Top of DATA FOR ANALYSIS
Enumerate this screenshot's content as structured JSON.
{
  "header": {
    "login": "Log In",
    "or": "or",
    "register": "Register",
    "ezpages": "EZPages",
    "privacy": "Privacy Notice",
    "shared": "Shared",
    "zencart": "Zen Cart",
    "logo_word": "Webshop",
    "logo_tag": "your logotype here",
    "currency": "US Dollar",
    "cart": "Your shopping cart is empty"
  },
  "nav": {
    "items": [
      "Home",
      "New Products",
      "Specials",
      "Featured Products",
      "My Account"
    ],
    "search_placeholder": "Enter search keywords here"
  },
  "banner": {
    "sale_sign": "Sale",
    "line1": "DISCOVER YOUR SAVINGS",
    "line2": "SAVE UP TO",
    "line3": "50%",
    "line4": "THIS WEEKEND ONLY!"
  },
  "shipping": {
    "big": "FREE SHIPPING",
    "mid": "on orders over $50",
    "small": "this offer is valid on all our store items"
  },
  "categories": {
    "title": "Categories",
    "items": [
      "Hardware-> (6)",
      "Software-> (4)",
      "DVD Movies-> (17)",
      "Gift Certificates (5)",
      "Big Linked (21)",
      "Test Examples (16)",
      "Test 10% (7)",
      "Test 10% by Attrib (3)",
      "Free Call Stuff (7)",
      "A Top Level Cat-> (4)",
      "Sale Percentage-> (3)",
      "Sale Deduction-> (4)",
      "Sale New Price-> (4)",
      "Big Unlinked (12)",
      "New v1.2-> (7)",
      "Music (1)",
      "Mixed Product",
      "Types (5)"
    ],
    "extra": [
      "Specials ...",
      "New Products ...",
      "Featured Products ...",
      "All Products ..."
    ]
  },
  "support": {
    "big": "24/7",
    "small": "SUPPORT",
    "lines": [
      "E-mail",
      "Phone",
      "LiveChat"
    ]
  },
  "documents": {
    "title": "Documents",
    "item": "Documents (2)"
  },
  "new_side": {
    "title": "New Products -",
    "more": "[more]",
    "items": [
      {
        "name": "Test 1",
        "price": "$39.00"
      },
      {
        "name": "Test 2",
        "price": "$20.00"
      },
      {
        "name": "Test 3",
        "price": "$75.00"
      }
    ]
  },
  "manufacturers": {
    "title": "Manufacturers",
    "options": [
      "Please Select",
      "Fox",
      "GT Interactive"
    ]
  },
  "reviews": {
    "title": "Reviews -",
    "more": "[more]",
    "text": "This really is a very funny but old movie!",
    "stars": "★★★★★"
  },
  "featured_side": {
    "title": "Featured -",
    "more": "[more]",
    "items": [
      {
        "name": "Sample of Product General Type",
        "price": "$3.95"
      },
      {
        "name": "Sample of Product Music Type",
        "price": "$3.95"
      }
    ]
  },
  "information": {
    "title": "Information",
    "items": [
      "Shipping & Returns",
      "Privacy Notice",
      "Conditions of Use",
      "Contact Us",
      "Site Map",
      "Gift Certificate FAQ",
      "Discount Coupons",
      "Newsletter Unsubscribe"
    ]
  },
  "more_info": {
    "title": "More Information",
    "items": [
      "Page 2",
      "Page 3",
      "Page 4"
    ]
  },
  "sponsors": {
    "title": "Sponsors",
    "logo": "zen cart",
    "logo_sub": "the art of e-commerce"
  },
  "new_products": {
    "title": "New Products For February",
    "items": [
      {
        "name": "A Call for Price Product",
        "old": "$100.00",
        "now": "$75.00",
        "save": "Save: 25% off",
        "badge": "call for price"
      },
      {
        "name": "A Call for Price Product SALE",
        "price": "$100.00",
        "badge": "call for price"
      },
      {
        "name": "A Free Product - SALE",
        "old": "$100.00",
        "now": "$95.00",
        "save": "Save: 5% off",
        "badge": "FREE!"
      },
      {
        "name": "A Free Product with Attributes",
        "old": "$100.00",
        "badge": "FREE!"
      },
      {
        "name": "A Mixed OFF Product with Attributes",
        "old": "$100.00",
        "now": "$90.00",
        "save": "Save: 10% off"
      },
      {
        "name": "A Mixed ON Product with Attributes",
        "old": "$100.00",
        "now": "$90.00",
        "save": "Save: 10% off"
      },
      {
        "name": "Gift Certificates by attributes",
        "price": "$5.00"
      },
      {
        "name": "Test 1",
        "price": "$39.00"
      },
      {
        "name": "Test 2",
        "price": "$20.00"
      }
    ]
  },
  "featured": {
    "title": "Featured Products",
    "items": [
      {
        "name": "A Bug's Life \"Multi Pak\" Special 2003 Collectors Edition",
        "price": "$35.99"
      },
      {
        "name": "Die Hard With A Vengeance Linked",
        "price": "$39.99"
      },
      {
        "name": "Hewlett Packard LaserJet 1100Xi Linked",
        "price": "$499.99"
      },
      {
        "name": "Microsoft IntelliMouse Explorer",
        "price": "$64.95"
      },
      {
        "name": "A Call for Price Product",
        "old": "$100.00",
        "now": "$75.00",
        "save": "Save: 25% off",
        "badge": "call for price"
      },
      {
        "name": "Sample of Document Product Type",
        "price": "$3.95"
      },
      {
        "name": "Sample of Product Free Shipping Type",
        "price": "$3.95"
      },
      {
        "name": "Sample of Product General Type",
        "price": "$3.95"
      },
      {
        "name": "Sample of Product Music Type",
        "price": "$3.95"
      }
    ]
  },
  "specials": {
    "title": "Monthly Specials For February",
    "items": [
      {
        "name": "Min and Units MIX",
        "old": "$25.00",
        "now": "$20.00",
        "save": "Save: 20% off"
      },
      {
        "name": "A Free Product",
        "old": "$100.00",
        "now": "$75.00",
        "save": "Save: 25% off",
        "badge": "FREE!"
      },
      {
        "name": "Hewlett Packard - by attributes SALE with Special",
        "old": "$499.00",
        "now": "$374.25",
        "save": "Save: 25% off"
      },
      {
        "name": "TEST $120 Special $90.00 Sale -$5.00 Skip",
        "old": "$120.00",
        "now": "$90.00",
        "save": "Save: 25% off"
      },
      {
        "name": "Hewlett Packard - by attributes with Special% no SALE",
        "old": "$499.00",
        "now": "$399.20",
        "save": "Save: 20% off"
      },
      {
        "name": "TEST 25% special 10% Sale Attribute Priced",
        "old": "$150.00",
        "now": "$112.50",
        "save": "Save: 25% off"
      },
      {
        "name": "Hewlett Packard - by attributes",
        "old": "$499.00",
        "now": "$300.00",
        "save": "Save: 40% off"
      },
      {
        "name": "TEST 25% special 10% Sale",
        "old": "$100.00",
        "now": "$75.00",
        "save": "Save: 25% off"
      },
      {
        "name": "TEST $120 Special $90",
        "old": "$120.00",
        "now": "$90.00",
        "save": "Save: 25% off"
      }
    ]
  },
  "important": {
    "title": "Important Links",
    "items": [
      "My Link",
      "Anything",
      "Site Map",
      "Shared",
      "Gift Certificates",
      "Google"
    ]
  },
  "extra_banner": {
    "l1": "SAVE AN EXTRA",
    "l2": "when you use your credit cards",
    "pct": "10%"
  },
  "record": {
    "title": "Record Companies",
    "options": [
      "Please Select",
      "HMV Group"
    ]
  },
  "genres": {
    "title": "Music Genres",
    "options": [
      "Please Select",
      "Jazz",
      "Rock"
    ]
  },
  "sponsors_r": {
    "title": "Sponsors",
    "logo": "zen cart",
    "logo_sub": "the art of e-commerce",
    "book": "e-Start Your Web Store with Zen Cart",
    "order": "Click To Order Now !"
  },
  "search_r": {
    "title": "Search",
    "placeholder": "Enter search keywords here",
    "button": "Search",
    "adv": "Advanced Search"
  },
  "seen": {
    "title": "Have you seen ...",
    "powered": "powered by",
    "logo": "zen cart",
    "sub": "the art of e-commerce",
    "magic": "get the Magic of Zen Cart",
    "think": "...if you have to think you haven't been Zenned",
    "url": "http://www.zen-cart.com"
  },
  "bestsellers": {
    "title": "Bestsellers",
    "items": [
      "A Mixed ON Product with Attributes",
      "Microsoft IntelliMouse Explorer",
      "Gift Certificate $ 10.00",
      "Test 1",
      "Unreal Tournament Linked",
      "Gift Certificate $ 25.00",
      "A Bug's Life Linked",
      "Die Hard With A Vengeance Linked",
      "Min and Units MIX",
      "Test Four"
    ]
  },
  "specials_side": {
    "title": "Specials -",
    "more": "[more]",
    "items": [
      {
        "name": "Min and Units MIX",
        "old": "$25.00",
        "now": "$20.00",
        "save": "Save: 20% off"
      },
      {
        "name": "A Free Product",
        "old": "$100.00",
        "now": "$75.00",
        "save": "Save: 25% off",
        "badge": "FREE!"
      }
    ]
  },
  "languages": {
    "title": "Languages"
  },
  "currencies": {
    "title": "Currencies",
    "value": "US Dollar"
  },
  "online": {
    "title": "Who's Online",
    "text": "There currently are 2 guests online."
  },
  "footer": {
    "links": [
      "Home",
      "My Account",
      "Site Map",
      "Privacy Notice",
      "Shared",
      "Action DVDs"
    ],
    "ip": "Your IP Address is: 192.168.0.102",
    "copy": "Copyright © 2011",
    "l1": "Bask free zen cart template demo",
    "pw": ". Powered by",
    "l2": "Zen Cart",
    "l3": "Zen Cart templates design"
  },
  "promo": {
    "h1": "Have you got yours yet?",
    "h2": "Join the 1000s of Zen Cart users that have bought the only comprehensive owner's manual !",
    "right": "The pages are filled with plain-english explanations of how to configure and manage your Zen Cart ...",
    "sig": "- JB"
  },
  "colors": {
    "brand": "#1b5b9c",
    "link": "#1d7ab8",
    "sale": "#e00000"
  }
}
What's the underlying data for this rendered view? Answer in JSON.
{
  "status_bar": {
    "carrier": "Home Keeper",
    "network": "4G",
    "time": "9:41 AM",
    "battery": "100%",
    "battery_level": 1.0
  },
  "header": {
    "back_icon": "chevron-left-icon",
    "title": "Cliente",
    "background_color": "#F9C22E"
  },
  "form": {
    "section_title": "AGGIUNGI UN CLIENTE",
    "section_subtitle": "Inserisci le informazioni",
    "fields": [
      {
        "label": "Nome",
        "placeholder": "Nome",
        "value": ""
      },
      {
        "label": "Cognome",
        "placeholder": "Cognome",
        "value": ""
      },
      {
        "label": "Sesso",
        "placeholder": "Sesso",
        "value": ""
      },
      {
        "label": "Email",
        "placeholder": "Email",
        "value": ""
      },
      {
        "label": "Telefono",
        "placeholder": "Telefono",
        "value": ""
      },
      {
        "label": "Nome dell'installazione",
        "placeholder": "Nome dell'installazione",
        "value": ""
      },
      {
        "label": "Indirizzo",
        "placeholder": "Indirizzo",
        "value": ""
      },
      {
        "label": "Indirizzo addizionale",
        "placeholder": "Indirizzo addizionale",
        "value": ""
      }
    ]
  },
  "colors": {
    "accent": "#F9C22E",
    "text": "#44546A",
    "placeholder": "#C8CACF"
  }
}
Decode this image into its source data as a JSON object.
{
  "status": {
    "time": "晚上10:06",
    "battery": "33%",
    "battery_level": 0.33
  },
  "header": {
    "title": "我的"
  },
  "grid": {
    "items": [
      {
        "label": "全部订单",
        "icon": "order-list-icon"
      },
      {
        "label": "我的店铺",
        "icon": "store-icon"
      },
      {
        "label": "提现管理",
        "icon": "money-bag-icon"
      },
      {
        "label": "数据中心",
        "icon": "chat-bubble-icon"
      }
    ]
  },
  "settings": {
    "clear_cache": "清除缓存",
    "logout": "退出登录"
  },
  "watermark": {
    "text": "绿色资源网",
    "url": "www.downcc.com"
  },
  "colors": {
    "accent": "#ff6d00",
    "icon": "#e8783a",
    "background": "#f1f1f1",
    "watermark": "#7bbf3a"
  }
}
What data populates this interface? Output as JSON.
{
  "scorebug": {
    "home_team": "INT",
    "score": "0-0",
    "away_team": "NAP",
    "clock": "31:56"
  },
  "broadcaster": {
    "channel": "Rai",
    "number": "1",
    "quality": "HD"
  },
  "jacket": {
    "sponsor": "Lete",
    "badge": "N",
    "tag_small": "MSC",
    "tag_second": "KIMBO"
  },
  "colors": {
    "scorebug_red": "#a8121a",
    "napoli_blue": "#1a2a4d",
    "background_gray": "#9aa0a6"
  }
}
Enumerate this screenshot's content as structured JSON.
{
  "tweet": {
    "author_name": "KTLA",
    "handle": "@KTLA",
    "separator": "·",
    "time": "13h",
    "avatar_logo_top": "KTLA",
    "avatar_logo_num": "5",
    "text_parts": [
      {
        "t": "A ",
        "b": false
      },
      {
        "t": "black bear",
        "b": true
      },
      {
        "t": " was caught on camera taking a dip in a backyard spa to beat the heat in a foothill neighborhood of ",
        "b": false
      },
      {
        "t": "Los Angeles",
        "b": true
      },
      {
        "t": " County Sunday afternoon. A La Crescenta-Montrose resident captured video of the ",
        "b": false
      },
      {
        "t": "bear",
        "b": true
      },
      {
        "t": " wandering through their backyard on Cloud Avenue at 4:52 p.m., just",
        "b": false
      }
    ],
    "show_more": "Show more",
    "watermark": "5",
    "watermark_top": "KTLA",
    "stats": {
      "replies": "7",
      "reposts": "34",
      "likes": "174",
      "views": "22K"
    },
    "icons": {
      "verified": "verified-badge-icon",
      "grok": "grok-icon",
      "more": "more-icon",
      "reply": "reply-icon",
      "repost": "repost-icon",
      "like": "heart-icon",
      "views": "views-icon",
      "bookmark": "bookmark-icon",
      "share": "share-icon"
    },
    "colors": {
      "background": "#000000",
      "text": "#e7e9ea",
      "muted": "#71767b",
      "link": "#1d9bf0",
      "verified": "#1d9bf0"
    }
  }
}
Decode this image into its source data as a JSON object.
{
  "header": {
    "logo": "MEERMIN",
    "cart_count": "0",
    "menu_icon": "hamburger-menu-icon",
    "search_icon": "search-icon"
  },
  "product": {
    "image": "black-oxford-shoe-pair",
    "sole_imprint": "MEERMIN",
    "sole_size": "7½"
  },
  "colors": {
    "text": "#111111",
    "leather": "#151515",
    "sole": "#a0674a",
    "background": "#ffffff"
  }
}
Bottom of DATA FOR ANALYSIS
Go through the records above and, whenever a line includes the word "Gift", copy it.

### OUTPUT OF THE EXERCISE:
      "Gift Certificates (5)",
      "Gift Certificate FAQ",
        "name": "Gift Certificates by attributes",
      "Gift Certificates",
      "Gift Certificate $ 10.00",
      "Gift Certificate $ 25.00",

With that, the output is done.